The Meat Industry Association (MIA) took the lead in putting together a cross-sector bobby calf working group, which undertook a review to identify opportunities to improve the handling of young dairy calves. This recognises it is a shared responsibility across the sector for bobby calf animal welfare.
The working group developed a ‘bobby solutions’ document identifying 14 key work programmes to be delivered across the supply chain, strengthening best practice, explains MIA chief executive Tim Ritchie.
At the end of the 2016 bobby calf season, Ministry for Primary Industries’ figures show that calf mortalities on arrival at processing plants were half of what they were the previous year, down from 0.25 percent to 0.12 percent.
Ritchie is pleased to see the results, which he says, “reinforce the significant progress made over recent years”.
“Ensuring animals are handled with respect is a non-negotiable.

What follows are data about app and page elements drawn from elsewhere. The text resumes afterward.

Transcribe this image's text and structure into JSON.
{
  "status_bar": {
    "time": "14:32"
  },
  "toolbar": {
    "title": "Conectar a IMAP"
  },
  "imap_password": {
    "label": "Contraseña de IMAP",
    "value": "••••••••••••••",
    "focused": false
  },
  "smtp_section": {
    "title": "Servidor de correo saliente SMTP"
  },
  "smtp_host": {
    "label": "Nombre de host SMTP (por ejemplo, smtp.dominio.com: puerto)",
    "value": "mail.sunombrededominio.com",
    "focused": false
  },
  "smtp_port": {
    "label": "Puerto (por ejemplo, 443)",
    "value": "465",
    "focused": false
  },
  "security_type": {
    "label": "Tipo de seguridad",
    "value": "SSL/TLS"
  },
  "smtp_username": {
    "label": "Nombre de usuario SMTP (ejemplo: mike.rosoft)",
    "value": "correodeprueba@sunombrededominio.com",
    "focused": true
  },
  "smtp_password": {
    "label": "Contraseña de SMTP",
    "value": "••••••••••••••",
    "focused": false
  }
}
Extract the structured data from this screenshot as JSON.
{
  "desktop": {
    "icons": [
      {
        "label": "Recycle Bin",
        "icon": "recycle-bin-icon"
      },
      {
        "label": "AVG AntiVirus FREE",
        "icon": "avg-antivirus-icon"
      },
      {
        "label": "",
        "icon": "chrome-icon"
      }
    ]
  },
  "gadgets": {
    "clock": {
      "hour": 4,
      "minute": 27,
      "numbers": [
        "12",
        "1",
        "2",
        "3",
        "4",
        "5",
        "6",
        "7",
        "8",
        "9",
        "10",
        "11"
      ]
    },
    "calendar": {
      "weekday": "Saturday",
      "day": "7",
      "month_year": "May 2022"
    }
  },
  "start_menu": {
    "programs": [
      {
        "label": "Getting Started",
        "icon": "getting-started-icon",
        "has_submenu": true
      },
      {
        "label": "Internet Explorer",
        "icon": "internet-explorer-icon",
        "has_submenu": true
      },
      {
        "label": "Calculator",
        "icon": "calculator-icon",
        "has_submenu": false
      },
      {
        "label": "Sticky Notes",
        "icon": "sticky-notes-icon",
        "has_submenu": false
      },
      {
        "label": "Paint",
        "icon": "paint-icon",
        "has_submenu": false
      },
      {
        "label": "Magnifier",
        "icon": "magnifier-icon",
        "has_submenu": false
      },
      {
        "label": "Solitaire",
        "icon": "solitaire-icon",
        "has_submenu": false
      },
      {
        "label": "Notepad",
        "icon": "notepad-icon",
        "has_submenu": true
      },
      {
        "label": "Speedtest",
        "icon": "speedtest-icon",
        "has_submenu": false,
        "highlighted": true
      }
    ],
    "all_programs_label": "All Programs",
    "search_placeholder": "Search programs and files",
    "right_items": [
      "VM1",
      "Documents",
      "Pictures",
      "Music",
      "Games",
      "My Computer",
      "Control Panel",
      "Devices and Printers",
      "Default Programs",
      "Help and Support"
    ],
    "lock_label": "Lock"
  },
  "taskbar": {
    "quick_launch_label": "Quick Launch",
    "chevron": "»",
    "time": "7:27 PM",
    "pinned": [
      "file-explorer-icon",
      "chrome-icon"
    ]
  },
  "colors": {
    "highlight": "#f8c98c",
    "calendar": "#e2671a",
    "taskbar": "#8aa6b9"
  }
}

“Our industry is subject to significant regulatory oversight and plant staff are also playing a part in identifying cases of suspected maltreatment for further investigation,” he says.
“More can obviously be done and MIA will continue to be proactive,” promises Ritchie, adding it requires more effective communication between farmers, transporters and processors.
He says it is critically important that New Zealand retains its excellent reputation for animal welfare, noting society’s expectation that all animals should be treated with respect.
“We support the correct handling of animals as defined in the Animal Welfare Act and in the Codes of Welfare, which are well supported with sound scientific evidence”, says Ritchie.